Excerpt from Nature magazine article: US election: Questioning the candidates:

Barack Obama accepted Nature’s invitation to answer 18 science-related questions in writing; John McCain’s campaign declined. Here are Obama’s answers to additional questions that did not appear in our print magazine. Wherever possible, Nature has noted what McCain has said at other times on these topics.

What would you do that would make America less vulnerable to bioterrorism in 2012 than it is today?

Obama: It’s time for a comprehensive effort to tackle bioterror. We know that the successful deployment of a biological weapon — whether it is sprayed into our cities or spread through our food supply — could kill tens of thousands of Americans and deal a crushing blow to our economy. Overseas, I will launch a Shared Security Partnership that invests $5 billion over 3 years to forge an international intelligence and law-enforcement infrastructure to take down terrorist networks. I will also strengthen US intelligence collection overseas to identify and interdict would-be bioterrorists before they strike and expand the US government’s bioforensics programme for tracking the source of any biological weapon. I will work with the international community to make any use of disease as a weapon declared a crime against humanity.

And to ensure our country is prepared should such an event occur, we must provide our public-health system with the surge capacity to confront a crisis and improve our ability to cope with infectious diseases. I will invest in new vaccines and technologies to detect attacks and to trace them to their origin, so that we can react in a timely fashion. I have pledged to invest $10 billion per year over the next 5 years in electronic health information systems to not only improve routine health care, but also ensure that these systems will give health officials the crucial information they need to deploy resources and save lives in an emergency. I will help hospitals form collaborative networks to deal with sudden surges in patients and will ensure that the United States has adequate supplies of medicines, vaccines and diagnostic tests and can get these vital products into the hands of those who need them.

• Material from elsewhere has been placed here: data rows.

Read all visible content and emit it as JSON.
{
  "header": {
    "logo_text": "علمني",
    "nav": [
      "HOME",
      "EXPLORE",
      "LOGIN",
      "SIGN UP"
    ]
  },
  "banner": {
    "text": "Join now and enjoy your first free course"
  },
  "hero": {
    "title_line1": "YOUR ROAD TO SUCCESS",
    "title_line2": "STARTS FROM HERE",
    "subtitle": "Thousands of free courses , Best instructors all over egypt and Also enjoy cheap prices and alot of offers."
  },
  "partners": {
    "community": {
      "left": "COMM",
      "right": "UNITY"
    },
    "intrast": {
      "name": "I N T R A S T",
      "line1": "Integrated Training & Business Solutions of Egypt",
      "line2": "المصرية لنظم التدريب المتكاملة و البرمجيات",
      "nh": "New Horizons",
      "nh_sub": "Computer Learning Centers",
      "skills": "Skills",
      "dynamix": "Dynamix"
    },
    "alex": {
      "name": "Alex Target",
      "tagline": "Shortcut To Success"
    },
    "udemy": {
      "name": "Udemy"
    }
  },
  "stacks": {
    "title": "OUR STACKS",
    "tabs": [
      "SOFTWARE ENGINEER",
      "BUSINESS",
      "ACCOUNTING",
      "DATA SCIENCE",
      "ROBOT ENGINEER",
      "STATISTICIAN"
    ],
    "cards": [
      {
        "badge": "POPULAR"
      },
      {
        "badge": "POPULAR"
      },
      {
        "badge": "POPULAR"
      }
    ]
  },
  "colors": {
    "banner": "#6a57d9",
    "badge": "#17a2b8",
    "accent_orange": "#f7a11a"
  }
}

We also have to expand local and state programmes to ensure that they have the resources to respond to these disasters. I will work to strengthen the federal government’s partnership with local and state governments on these issues by improving the mechanisms for clear communication, eliminating redundant programmes and building on the key strengths possessed by each level of government. I introduced legislation that would have provided funding for programmes in order to enhance emergency care systems throughout the country. I will build on America’s unparalleled talent and advantage in STEM [science, technology, engineering and mathematics] fields and the powerful insights into biological systems that are emerging to create new drugs, vaccines, and diagnostic tests and to manufacture these vital products much more quickly and efficiently than is now possible. Unfortunately, the Bush administration has failed to take full advantage of the Bioshield initiative. Because of the unpredictability of the mode of biological attack, I will stress the need for broad-gauged vaccines and drugs and for more agile and responsive drug development and production systems. This effort will strengthen the US biotech and pharmaceutical industry and create high-wage jobs.

McCain, in response to a ScienceDebate2008 question about a potential H5N1 avian influenza epidemic, outlined a four-part strategy to deal with pandemics or deliberate biological attacks; key aspects are preparedness, communication, surveillance/detection and response/containment. In terms of specifics, he called for more research into next-generation automated sensors to detect biological agents and real-time information sharing with first responders.